But Mendes’ cast cannot entirely compensate for Ball’s shallowly developed characters. Lester thinks his life has become a prison, but all we learn of his youthful goals is that he enjoyed smoking dope, screwing and listening to Pink Floyd. Lacking any greater unfulfilled ideals or ambitions, he makes little claim to our sympathy. We’re told even less about Carolyn’s past. Without some evidence that she was once humane and vulnerable—something more substantial than the facile glimpse we’re allowed of a vintage happy family photograph—the film’s one-note depiction of her as an avaricious monster seems gratuitously misogynistic. The secondary characters are generic: the adolescents stunted by their parents’ inability to express emotion; the hardass, neo-fascist military man whose crude homophobia conceals repressed desires; a contented gay couple dragged in for comic relief and then abandoned.

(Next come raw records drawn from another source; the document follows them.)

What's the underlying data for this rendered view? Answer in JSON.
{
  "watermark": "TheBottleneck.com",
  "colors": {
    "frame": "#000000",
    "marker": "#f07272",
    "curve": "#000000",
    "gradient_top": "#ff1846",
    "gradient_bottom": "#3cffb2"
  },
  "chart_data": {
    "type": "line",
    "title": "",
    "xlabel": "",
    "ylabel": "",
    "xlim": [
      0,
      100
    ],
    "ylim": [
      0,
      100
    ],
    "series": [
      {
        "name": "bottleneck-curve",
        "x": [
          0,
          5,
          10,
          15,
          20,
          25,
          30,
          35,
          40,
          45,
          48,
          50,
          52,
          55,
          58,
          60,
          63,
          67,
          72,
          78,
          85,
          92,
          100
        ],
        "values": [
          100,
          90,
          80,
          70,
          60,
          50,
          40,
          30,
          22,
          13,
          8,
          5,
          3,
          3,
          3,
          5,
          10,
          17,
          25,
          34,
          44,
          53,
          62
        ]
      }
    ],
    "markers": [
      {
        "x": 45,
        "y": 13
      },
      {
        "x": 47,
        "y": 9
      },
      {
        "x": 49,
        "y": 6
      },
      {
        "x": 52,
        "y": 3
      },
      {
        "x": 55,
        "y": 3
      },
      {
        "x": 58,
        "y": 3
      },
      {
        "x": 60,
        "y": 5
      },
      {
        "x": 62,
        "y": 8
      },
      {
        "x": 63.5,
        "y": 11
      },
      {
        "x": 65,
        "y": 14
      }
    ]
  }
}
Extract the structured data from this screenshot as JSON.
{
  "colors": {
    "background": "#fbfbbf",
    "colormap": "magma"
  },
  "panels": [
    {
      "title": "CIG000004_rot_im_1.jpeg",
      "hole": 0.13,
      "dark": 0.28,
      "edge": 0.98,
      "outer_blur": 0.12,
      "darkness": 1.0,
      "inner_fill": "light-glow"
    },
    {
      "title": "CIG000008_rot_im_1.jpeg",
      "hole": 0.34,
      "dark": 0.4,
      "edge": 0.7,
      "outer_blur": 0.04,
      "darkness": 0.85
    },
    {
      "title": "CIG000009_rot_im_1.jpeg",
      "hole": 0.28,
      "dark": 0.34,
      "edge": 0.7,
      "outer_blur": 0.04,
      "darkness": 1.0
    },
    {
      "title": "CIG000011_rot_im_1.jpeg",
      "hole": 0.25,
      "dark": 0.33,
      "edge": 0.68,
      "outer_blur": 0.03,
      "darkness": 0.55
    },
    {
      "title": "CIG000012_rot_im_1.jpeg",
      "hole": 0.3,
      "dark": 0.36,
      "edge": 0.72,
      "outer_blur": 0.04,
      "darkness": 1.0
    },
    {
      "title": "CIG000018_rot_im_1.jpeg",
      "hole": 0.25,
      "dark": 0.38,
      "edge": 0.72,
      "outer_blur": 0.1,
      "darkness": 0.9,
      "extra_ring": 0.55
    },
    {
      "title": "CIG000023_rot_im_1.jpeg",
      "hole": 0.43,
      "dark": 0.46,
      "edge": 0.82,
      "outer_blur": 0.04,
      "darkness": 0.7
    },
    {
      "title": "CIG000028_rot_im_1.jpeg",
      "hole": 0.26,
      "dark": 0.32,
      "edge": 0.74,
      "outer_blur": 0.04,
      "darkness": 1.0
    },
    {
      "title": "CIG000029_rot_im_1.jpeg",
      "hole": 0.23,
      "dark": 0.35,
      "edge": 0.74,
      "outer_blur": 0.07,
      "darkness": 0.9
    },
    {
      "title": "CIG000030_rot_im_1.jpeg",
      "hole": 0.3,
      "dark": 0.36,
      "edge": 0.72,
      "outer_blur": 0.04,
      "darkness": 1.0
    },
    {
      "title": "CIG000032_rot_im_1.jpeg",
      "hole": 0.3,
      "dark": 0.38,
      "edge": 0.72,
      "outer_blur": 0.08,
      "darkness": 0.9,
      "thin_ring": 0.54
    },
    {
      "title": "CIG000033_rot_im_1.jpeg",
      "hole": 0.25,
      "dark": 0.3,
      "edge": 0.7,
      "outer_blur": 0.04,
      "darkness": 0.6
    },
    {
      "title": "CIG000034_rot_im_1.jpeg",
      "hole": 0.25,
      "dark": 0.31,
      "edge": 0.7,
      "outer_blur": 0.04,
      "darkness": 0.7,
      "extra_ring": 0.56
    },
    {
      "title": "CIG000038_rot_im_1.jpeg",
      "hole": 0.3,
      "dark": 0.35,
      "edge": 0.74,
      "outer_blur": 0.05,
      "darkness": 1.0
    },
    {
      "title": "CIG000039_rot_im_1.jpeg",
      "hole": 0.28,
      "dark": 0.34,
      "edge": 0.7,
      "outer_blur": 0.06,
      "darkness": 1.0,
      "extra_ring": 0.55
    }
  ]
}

Ball crudely stocks his narrative with red herrings that are better left unelaborated for those who haven’t seen the movie. His cheesy manipulations needlessly insult the intelligence of the selective audience to whom he aims American Beauty—the consequence, I suspect, of the screenwriter’s experience coming up with gimmicks to sustain a long-running sitcom.

Despite its energy and resourcefulness, American Beauty ultimately disappoints because Ball’s ideas are so trite and his presentation of them so cheaply manipulative. Suburban anomie has been an American fiction and film staple since the postwar exodus from cities. Decades ago, Johns Cheever and Updike built their reputations by exploring this theme. (In fact, Cheever’s “The Country Husband” appears to be the template for Ball’s plot. In that masterful story, a suburbanite, revivified by surviving a plane crash, suddenly perceives the emptiness of his existence and develops an all-consuming crush on the family’s teenage baby sitter.) By the late ’50s, Hollywood was cranking out movies about suburban malaise, among them No Down Payment, The Man in the Gray Flannel Suit, and Strangers When We Meet, and it continues to address the subject in recent productions such as The Ice Storm and Happiness. Mendes and Ball deserve credit for finding a fresh way to depict this topic, but they fail to come up with anything new to say about it.

American Beauty’s most surprising thematic element is its underlying metaphysical concerns, which become manifest in the closing scenes. Earlier, Ricky shows Jane “the most beautiful thing” he’s ever videotaped, a shot of a white plastic bag blown about by the wind. To him, the image confirms the existence of a benevolent presence behind the physical world. Mendes repeats this footage at the fadeout to symbolize Lester’s acceptance of, and liberation from, the stifling materialism of the American dream turned nightmare. No doubt viewers drawn to the transcendental teachings of Eastern religions will buy this redemptive affirmation, but more skeptical moviegoers may feel that, once again, Lester and his creators have opted for the easy way out of a big mess.